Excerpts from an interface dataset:
+ + + + +

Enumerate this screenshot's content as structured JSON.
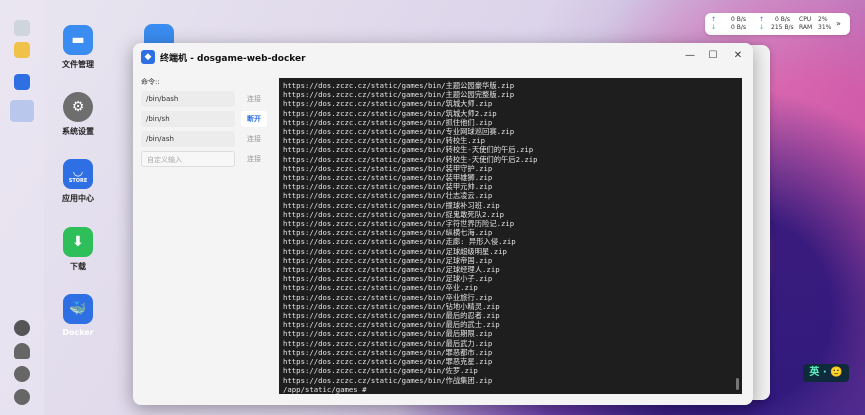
{
  "desktop": {
    "icons": [
      {
        "label": "文件管理",
        "icon": "folder-icon",
        "color": "#3b8cf0"
      },
      {
        "label": "系统设置",
        "icon": "gear-icon",
        "color": "#6e6e6e"
      },
      {
        "label": "应用中心",
        "icon": "store-icon",
        "color": "#2f6fe4"
      },
      {
        "label": "下载",
        "icon": "download-icon",
        "color": "#2fbf5a"
      },
      {
        "label": "Docker",
        "icon": "docker-icon",
        "color": "#2f6fe4"
      }
    ],
    "store_badge": "STORE"
  },
  "sysmon": {
    "up_label": "0 B/s",
    "down_label": "0 B/s",
    "up2_label": "0 B/s",
    "down2_label": "215 B/s",
    "cpu_label": "CPU",
    "ram_label": "RAM",
    "cpu_value": "2%",
    "ram_value": "31%"
  },
  "window": {
    "title": "终端机 - dosgame-web-docker",
    "minimize_glyph": "—",
    "maximize_glyph": "☐",
    "close_glyph": "✕"
  },
  "commands": {
    "label": "命令::",
    "items": [
      {
        "value": "/bin/bash",
        "action": "连接"
      },
      {
        "value": "/bin/sh",
        "action": "断开"
      },
      {
        "value": "/bin/ash",
        "action": "连接"
      }
    ],
    "custom_placeholder": "自定义输入",
    "custom_action": "连接"
  },
  "terminal": {
    "lines": [
      "https://dos.zczc.cz/static/games/bin/主题公园豪华版.zip",
      "https://dos.zczc.cz/static/games/bin/主题公园完整版.zip",
      "https://dos.zczc.cz/static/games/bin/筑城大师.zip",
      "https://dos.zczc.cz/static/games/bin/筑城大师2.zip",
      "https://dos.zczc.cz/static/games/bin/抓住他们.zip",
      "https://dos.zczc.cz/static/games/bin/专业网球巡回赛.zip",
      "https://dos.zczc.cz/static/games/bin/转校生.zip",
      "https://dos.zczc.cz/static/games/bin/转校生-天使们的午后.zip",
      "https://dos.zczc.cz/static/games/bin/转校生-天使们的午后2.zip",
      "https://dos.zczc.cz/static/games/bin/装甲守护.zip",
      "https://dos.zczc.cz/static/games/bin/装甲雄狮.zip",
      "https://dos.zczc.cz/static/games/bin/装甲元帅.zip",
      "https://dos.zczc.cz/static/games/bin/壮志凌云.zip",
      "https://dos.zczc.cz/static/games/bin/撞球补习班.zip",
      "https://dos.zczc.cz/static/games/bin/捉鬼敢死队2.zip",
      "https://dos.zczc.cz/static/games/bin/字符世界历险记.zip",
      "https://dos.zczc.cz/static/games/bin/纵横七海.zip",
      "https://dos.zczc.cz/static/games/bin/走廊: 异形入侵.zip",
      "https://dos.zczc.cz/static/games/bin/足球超级明星.zip",
      "https://dos.zczc.cz/static/games/bin/足球帝国.zip",
      "https://dos.zczc.cz/static/games/bin/足球经理人.zip",
      "https://dos.zczc.cz/static/games/bin/足球小子.zip",
      "https://dos.zczc.cz/static/games/bin/卒业.zip",
      "https://dos.zczc.cz/static/games/bin/卒业旅行.zip",
      "https://dos.zczc.cz/static/games/bin/钻地小精灵.zip",
      "https://dos.zczc.cz/static/games/bin/最后的忍者.zip",
      "https://dos.zczc.cz/static/games/bin/最后的武士.zip",
      "https://dos.zczc.cz/static/games/bin/最后期限.zip",
      "https://dos.zczc.cz/static/games/bin/最后武力.zip",
      "https://dos.zczc.cz/static/games/bin/罪恶都市.zip",
      "https://dos.zczc.cz/static/games/bin/罪恶克星.zip",
      "https://dos.zczc.cz/static/games/bin/佐罗.zip",
      "https://dos.zczc.cz/static/games/bin/作战集团.zip",
      "/app/static/games # "
    ]
  },
  "ime": {
    "label": "英 · 🙂"
  }
}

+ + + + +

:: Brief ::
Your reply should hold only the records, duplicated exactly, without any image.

:: Answer section ::
Enumerate this screenshot's content as structured JSON.
{
  "desktop": {
    "icons": [
      {
        "label": "文件管理",
        "icon": "folder-icon",
        "color": "#3b8cf0"
      },
      {
        "label": "系统设置",
        "icon": "gear-icon",
        "color": "#6e6e6e"
      },
      {
        "label": "应用中心",
        "icon": "store-icon",
        "color": "#2f6fe4"
      },
      {
        "label": "下载",
        "icon": "download-icon",
        "color": "#2fbf5a"
      },
      {
        "label": "Docker",
        "icon": "docker-icon",
        "color": "#2f6fe4"
      }
    ],
    "store_badge": "STORE"
  },
  "sysmon": {
    "up_label": "0 B/s",
    "down_label": "0 B/s",
    "up2_label": "0 B/s",
    "down2_label": "215 B/s",
    "cpu_label": "CPU",
    "ram_label": "RAM",
    "cpu_value": "2%",
    "ram_value": "31%"
  },
  "window": {
    "title": "终端机 - dosgame-web-docker",
    "minimize_glyph": "—",
    "maximize_glyph": "☐",
    "close_glyph": "✕"
  },
  "commands": {
    "label": "命令::",
    "items": [
      {
        "value": "/bin/bash",
        "action": "连接"
      },
      {
        "value": "/bin/sh",
        "action": "断开"
      },
      {
        "value": "/bin/ash",
        "action": "连接"
      }
    ],
    "custom_placeholder": "自定义输入",
    "custom_action": "连接"
  },
  "terminal": {
    "lines": [
      "https://dos.zczc.cz/static/games/bin/主题公园豪华版.zip",
      "https://dos.zczc.cz/static/games/bin/主题公园完整版.zip",
      "https://dos.zczc.cz/static/games/bin/筑城大师.zip",
      "https://dos.zczc.cz/static/games/bin/筑城大师2.zip",
      "https://dos.zczc.cz/static/games/bin/抓住他们.zip",
      "https://dos.zczc.cz/static/games/bin/专业网球巡回赛.zip",
      "https://dos.zczc.cz/static/games/bin/转校生.zip",
      "https://dos.zczc.cz/static/games/bin/转校生-天使们的午后.zip",
      "https://dos.zczc.cz/static/games/bin/转校生-天使们的午后2.zip",
      "https://dos.zczc.cz/static/games/bin/装甲守护.zip",
      "https://dos.zczc.cz/static/games/bin/装甲雄狮.zip",
      "https://dos.zczc.cz/static/games/bin/装甲元帅.zip",
      "https://dos.zczc.cz/static/games/bin/壮志凌云.zip",
      "https://dos.zczc.cz/static/games/bin/撞球补习班.zip",
      "https://dos.zczc.cz/static/games/bin/捉鬼敢死队2.zip",
      "https://dos.zczc.cz/static/games/bin/字符世界历险记.zip",
      "https://dos.zczc.cz/static/games/bin/纵横七海.zip",
      "https://dos.zczc.cz/static/games/bin/走廊: 异形入侵.zip",
      "https://dos.zczc.cz/static/games/bin/足球超级明星.zip",
      "https://dos.zczc.cz/static/games/bin/足球帝国.zip",
      "https://dos.zczc.cz/static/games/bin/足球经理人.zip",
      "https://dos.zczc.cz/static/games/bin/足球小子.zip",
      "https://dos.zczc.cz/static/games/bin/卒业.zip",
      "https://dos.zczc.cz/static/games/bin/卒业旅行.zip",
      "https://dos.zczc.cz/static/games/bin/钻地小精灵.zip",
      "https://dos.zczc.cz/static/games/bin/最后的忍者.zip",
      "https://dos.zczc.cz/static/games/bin/最后的武士.zip",
      "https://dos.zczc.cz/static/games/bin/最后期限.zip",
      "https://dos.zczc.cz/static/games/bin/最后武力.zip",
      "https://dos.zczc.cz/static/games/bin/罪恶都市.zip",
      "https://dos.zczc.cz/static/games/bin/罪恶克星.zip",
      "https://dos.zczc.cz/static/games/bin/佐罗.zip",
      "https://dos.zczc.cz/static/games/bin/作战集团.zip",
      "/app/static/games # "
    ]
  },
  "ime": {
    "label": "英 · 🙂"
  }
}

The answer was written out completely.